Sunday, June 7, 2015

Tidy is as Tidy Does

This will not be a paean to Marie Kondo's best-selling "The Life Changing Magic of Tidying Up". I won't be plunking down $16.99 as I know it will sit on that giant stack of Books I Will Read Someday. I'm intrigued though and am not about to pooh-pooh it away.

As a "hunter and gatherer" (coined by my friend DG), I don't really want the cure. I'm happy that over time I've been able to find things I love, some of which I didn't even know existed. I've never had a problem getting rid of stuff either. When we sold the big house in New York, the one with the walk-in attic full of stuff we were too lazy to take to the trash, the clean-out was the most liberating feeling.
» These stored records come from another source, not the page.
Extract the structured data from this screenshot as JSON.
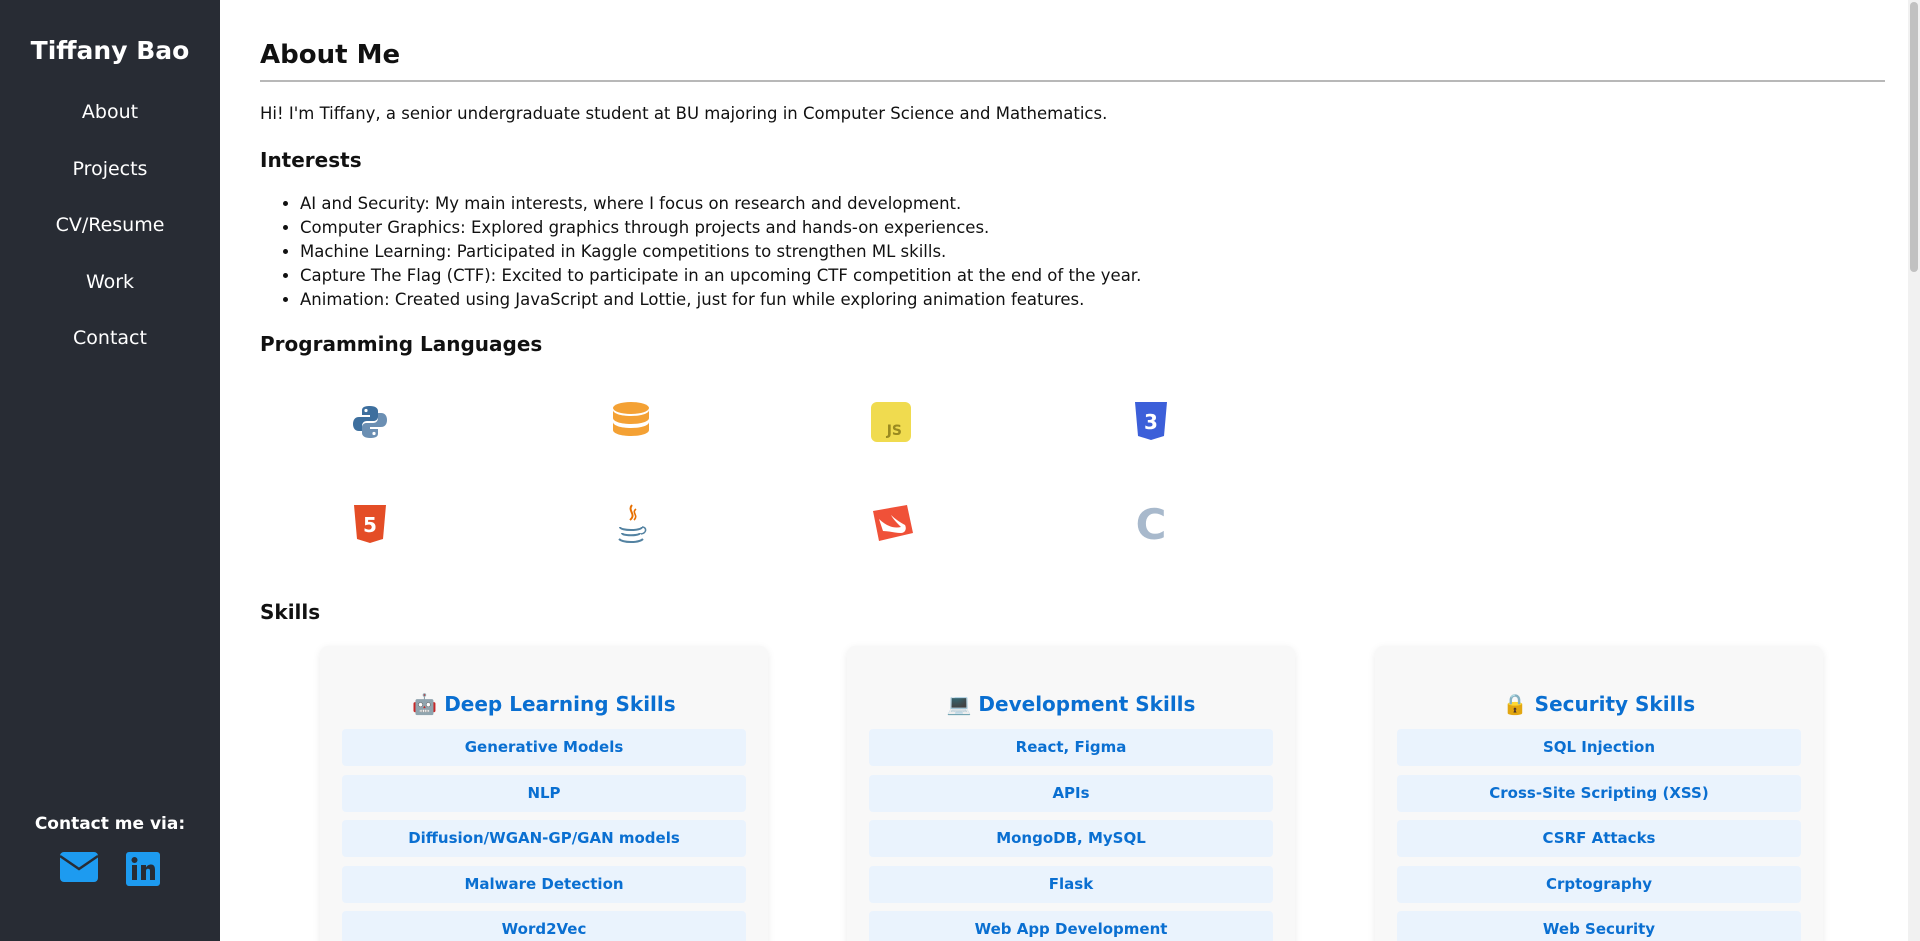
{
  "sidebar": {
    "name": "Tiffany Bao",
    "nav": [
      "About",
      "Projects",
      "CV/Resume",
      "Work",
      "Contact"
    ],
    "contact_label": "Contact me via:",
    "contact_icons": [
      "email-icon",
      "linkedin-icon"
    ],
    "icon_color": "#1d9bf0"
  },
  "main": {
    "title": "About Me",
    "intro": "Hi! I'm Tiffany, a senior undergraduate student at BU majoring in Computer Science and Mathematics.",
    "interests_heading": "Interests",
    "interests": [
      "AI and Security: My main interests, where I focus on research and development.",
      "Computer Graphics: Explored graphics through projects and hands-on experiences.",
      "Machine Learning: Participated in Kaggle competitions to strengthen ML skills.",
      "Capture The Flag (CTF): Excited to participate in an upcoming CTF competition at the end of the year.",
      "Animation: Created using JavaScript and Lottie, just for fun while exploring animation features."
    ],
    "languages_heading": "Programming Languages",
    "languages": [
      {
        "icon": "python-icon"
      },
      {
        "icon": "database-icon"
      },
      {
        "icon": "javascript-icon",
        "text": "JS"
      },
      {
        "icon": "css3-icon",
        "text": "3"
      },
      {
        "icon": "html5-icon",
        "text": "5"
      },
      {
        "icon": "java-icon"
      },
      {
        "icon": "swift-icon"
      },
      {
        "icon": "c-language-icon",
        "text": "C"
      }
    ],
    "skills_heading": "Skills",
    "skills": [
      {
        "emoji": "🤖",
        "title": "Deep Learning Skills",
        "items": [
          "Generative Models",
          "NLP",
          "Diffusion/WGAN-GP/GAN models",
          "Malware Detection",
          "Word2Vec"
        ]
      },
      {
        "emoji": "💻",
        "title": "Development Skills",
        "items": [
          "React, Figma",
          "APIs",
          "MongoDB, MySQL",
          "Flask",
          "Web App Development"
        ]
      },
      {
        "emoji": "🔒",
        "title": "Security Skills",
        "items": [
          "SQL Injection",
          "Cross-Site Scripting (XSS)",
          "CSRF Attacks",
          "Crptography",
          "Web Security"
        ]
      }
    ],
    "accent_color": "#0a6fd1"
  }
}
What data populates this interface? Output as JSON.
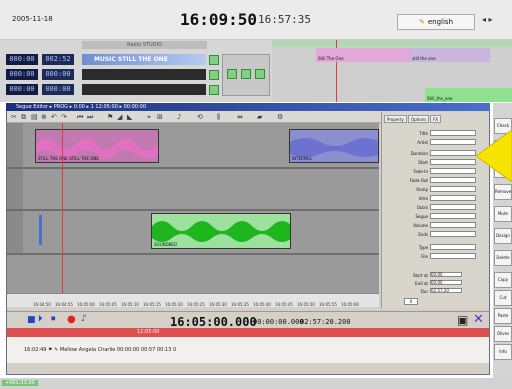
{
  "header": {
    "date": "2005-11-18",
    "clock_main": "16:09:50",
    "clock_secondary": "16:57:35",
    "language": "english",
    "arrows": "◂ ▸"
  },
  "mixer": {
    "deck_title": "Radio STUDIO",
    "rows": [
      {
        "tc1": "000:00",
        "tc2": "002:52",
        "label": "MUSIC STILL THE ONE"
      },
      {
        "tc1": "000:00",
        "tc2": "000:00",
        "label": ""
      },
      {
        "tc1": "000:00",
        "tc2": "000:00",
        "label": ""
      }
    ],
    "timeline_clips": [
      "Still The One",
      "still the one",
      "Still_the_one"
    ]
  },
  "editor": {
    "title": "Segue Editor  ▸  PROG ▸ 0:00 ▸ 1  12:05:00 ▸ 00:00:00",
    "tracks": [
      {
        "label": "STILL THE ONE  STILL THE ONE",
        "color": "#d670b7"
      },
      {
        "label": "INTERNAL",
        "color": "#7a7fd2"
      },
      {
        "label": "SOUNDBED",
        "color": "#3ec63e"
      }
    ],
    "ruler_ticks": [
      "16:04:50",
      "16:04:55",
      "16:05:00",
      "16:05:05",
      "16:05:10",
      "16:05:15",
      "16:05:20",
      "16:05:25",
      "16:05:30",
      "16:05:35",
      "16:05:40",
      "16:05:45",
      "16:05:50",
      "16:05:55",
      "16:05:60"
    ],
    "timecode_main": "16:05:00.000",
    "timecode_a": "00:00:00.000",
    "timecode_b": "02:57:20.200",
    "property_tabs": [
      "Property",
      "Options",
      "FX"
    ],
    "property_fields": [
      "Title",
      "Artist",
      "Duration",
      "Start",
      "Fade-In",
      "Fade-Out",
      "Ramp",
      "Intro",
      "Outro",
      "Segue",
      "Volume",
      "Ends",
      "Type",
      "File"
    ],
    "property_values": {
      "start_at": "00:00",
      "end_at": "00:00",
      "duration": "02:57.20"
    },
    "property_tail_labels": [
      "Start at",
      "End at",
      "Dur"
    ],
    "page_label": "0"
  },
  "list": {
    "red_row": "12:05:00",
    "row": "16:02:49   ⚑   ✎   Mellow                    Angela Charlie   00:00:00   00:57   00:13   0"
  },
  "status": {
    "text": "+001:33.00"
  },
  "right_panel": {
    "buttons": [
      "Check",
      "Edit",
      "Start",
      "Remove",
      "Mute",
      "Design",
      "Delete",
      "Copy",
      "Cut",
      "Paste",
      "Olives",
      "Info"
    ]
  },
  "colors": {
    "accent_blue": "#1a2f7a",
    "clip_pink": "#d670b7",
    "clip_violet": "#7a7fd2",
    "clip_green": "#3ec63e",
    "arrow_yellow": "#f6e400"
  }
}
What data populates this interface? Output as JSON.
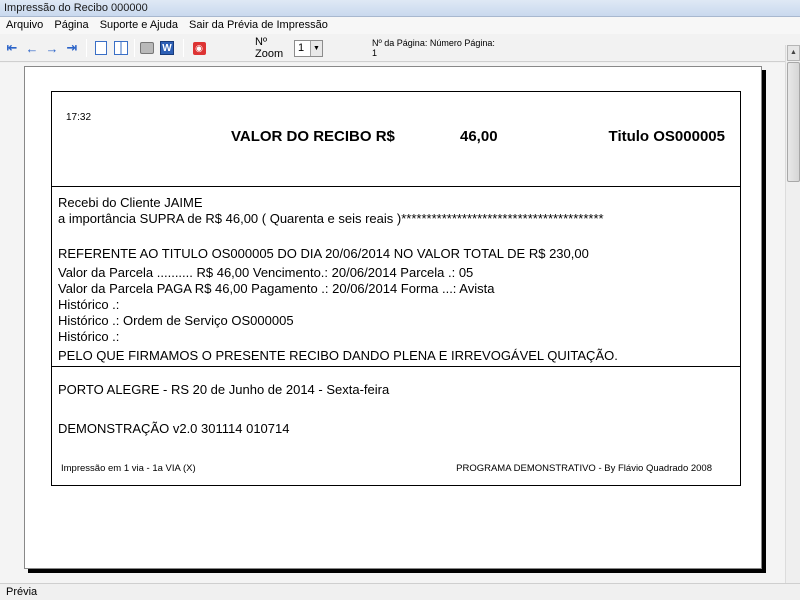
{
  "window": {
    "title": "Impressão do Recibo 000000"
  },
  "menu": [
    "Arquivo",
    "Página",
    "Suporte e Ajuda",
    "Sair da Prévia de Impressão"
  ],
  "toolbar": {
    "buttons": [
      {
        "name": "first-page-icon",
        "glyph": "⇤"
      },
      {
        "name": "prev-page-icon",
        "glyph": "←"
      },
      {
        "name": "next-page-icon",
        "glyph": "→"
      },
      {
        "name": "last-page-icon",
        "glyph": "⇥"
      }
    ],
    "zoom_label": "Nº Zoom",
    "zoom_value": "1",
    "page_info": "Nº da Página: Número Página: 1"
  },
  "receipt": {
    "time": "17:32",
    "header_title": "VALOR DO RECIBO R$",
    "header_value": "46,00",
    "header_titulo": "Titulo OS000005",
    "lines": [
      "Recebi do Cliente  JAIME",
      "a importância SUPRA de R$        46,00 ( Quarenta e seis reais )****************************************",
      "REFERENTE AO TITULO  OS000005    DO DIA 20/06/2014   NO VALOR TOTAL DE R$          230,00",
      "Valor da Parcela .......... R$          46,00   Vencimento.:  20/06/2014    Parcela .:  05",
      "Valor da Parcela PAGA R$          46,00   Pagamento .:  20/06/2014    Forma ...:  Avista",
      "Histórico .:",
      "Histórico .: Ordem de Serviço OS000005",
      "Histórico .:",
      "PELO QUE FIRMAMOS O PRESENTE RECIBO DANDO PLENA E IRREVOGÁVEL QUITAÇÃO."
    ],
    "city_date": "PORTO ALEGRE - RS 20 de Junho de 2014 - Sexta-feira",
    "demo": "DEMONSTRAÇÃO v2.0 301114 010714",
    "footer_left": "Impressão em 1 via  -  1a VIA (X)",
    "footer_right": "PROGRAMA DEMONSTRATIVO - By Flávio Quadrado 2008"
  },
  "status": {
    "text": "Prévia"
  }
}
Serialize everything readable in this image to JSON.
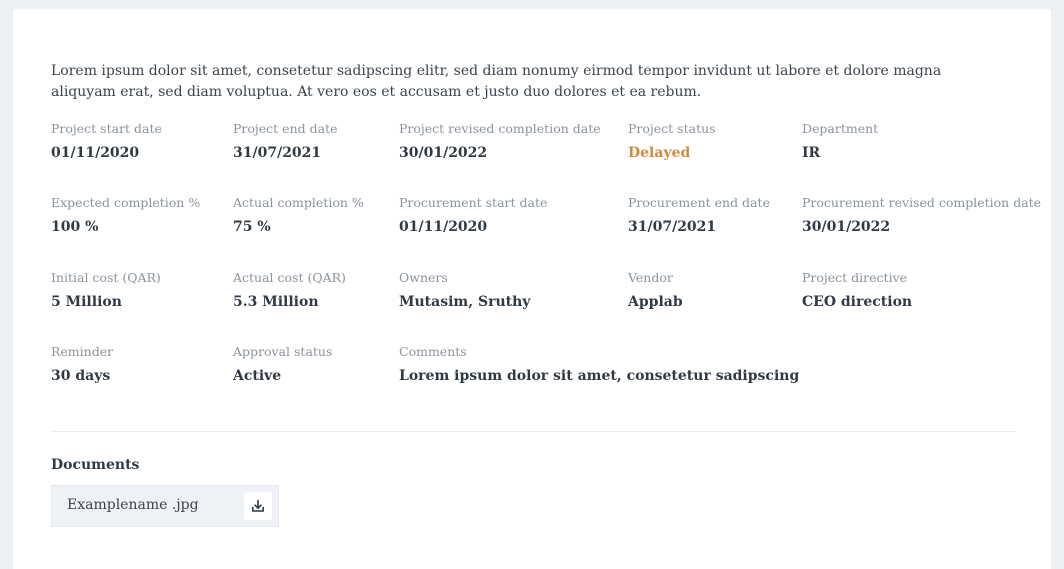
{
  "description": "Lorem ipsum dolor sit amet, consetetur sadipscing elitr, sed diam nonumy eirmod tempor invidunt ut labore et dolore magna aliquyam erat, sed diam voluptua. At vero eos et accusam et justo duo dolores et ea rebum.",
  "fields": {
    "project_start": {
      "label": "Project start date",
      "value": "01/11/2020"
    },
    "project_end": {
      "label": "Project end date",
      "value": "31/07/2021"
    },
    "project_revised": {
      "label": "Project revised completion date",
      "value": "30/01/2022"
    },
    "project_status": {
      "label": "Project status",
      "value": "Delayed"
    },
    "department": {
      "label": "Department",
      "value": "IR"
    },
    "expected_completion": {
      "label": "Expected completion %",
      "value": "100 %"
    },
    "actual_completion": {
      "label": "Actual completion %",
      "value": "75 %"
    },
    "procurement_start": {
      "label": "Procurement start date",
      "value": "01/11/2020"
    },
    "procurement_end": {
      "label": "Procurement end date",
      "value": "31/07/2021"
    },
    "procurement_revised": {
      "label": "Procurement revised completion date",
      "value": "30/01/2022"
    },
    "initial_cost": {
      "label": "Initial cost (QAR)",
      "value": "5 Million"
    },
    "actual_cost": {
      "label": "Actual cost (QAR)",
      "value": "5.3 Million"
    },
    "owners": {
      "label": "Owners",
      "value": "Mutasim, Sruthy"
    },
    "vendor": {
      "label": "Vendor",
      "value": "Applab"
    },
    "project_directive": {
      "label": "Project directive",
      "value": "CEO direction"
    },
    "reminder": {
      "label": "Reminder",
      "value": "30 days"
    },
    "approval_status": {
      "label": "Approval status",
      "value": "Active"
    },
    "comments": {
      "label": "Comments",
      "value": "Lorem ipsum dolor sit amet, consetetur sadipscing"
    }
  },
  "documents": {
    "title": "Documents",
    "file_name": "Examplename .jpg",
    "download_icon": "download-icon"
  },
  "colors": {
    "status_delayed": "#d0893e",
    "label": "#8a939c",
    "value": "#2f3a44"
  }
}
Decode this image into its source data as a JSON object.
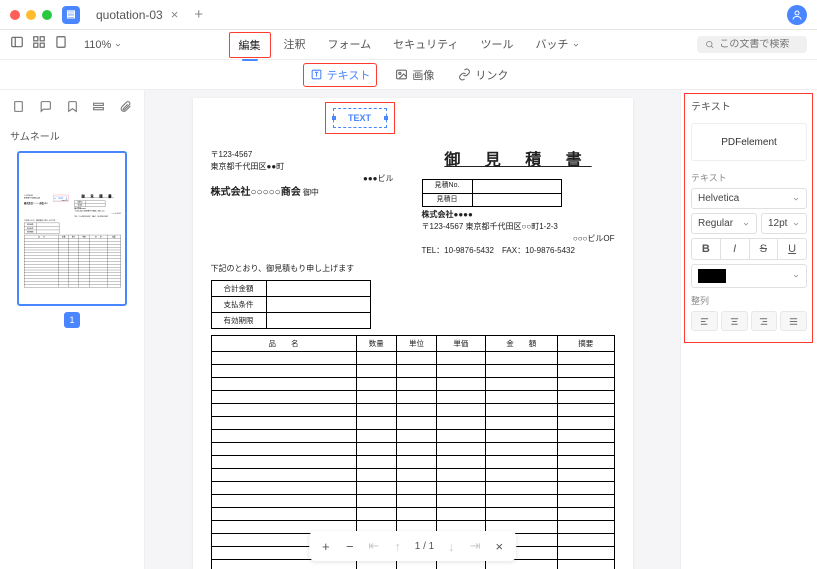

This is a small house with no real attic, so getting rid of and/or tidying up (depends on how you look at it) is ongoing. I recently gave away a pile of favorite summer clothes— t-shirts, skirts, blouses, dresses— that were still in good condition, still fit and were still stylish. That t-shirt I enjoyed on our trip to Marfa in 2009 just made me feel older. Where has time flown?  I knew I would never wear any again, but I felt a little guilty letting go.

"The Life Changing Magic of Tidying Up" has legions of fans. I first heard of it from a friend who cleaned out her closet and asked about donating to Dress for Success. I was happy to help her and was positively floored that her whole car was filled. Lucky Dress for Success!

The book itself has four books written dissecting and summarizing it. I read an online feature promising to reveal Marie's secret in two words. It did: "Do it."

Reading the piece I was muttering yeah, yeah, yeah until I got to where Marie says we should thank our clothing for the joy it brought us then say goodbye. I guess my purging of still-good-but-no-longer-loved clothing fell into the category of bringing joy no more. I just forgot to thank and wish them well on their way.

So a belated thank you to those I loved, those I tolerated (though I loved you once) and those who disappointed me after the initial attraction. We are talking about clothes here. May you bring joy to someone else.

Bonus tip (though this may be cheating since I didn't buy the book): Fold your foldable items so they store vertically. That way no more rifling through stacks to find what you want.

Bye for now. I have A PILE of t-shirts to work on.


  1. I decided not to read the Kondo book after the New York Times review quoted her as saying that paper does not bring joy. Sheesh. As a writer, a lover of books, and a collector of old photographs, I decided we lived in different worlds.

  2. I have tried to read it, but can't stop laughing at the thought of sorting ALL of my clothes on the floor, and then, one by one, pick up an old sock or a pair of panties, hold it and feel if it gives me joy. If it doesn't give joy, then I thank the sock or thong or whatever for its service and chuck it. Seriously...

  3. Lynn and Kat— Agreed, agreed. And I didn't read the book either. I was really looking for a way to get rid of those old-but-still-good clothes without feeling guilty. Books are friends!

  4. Michelle and Lynn, My apologies to Marie Kondo. I did read the book and have started to apply her approach. The folding thing is great, but I am not certain I am getting the contact high.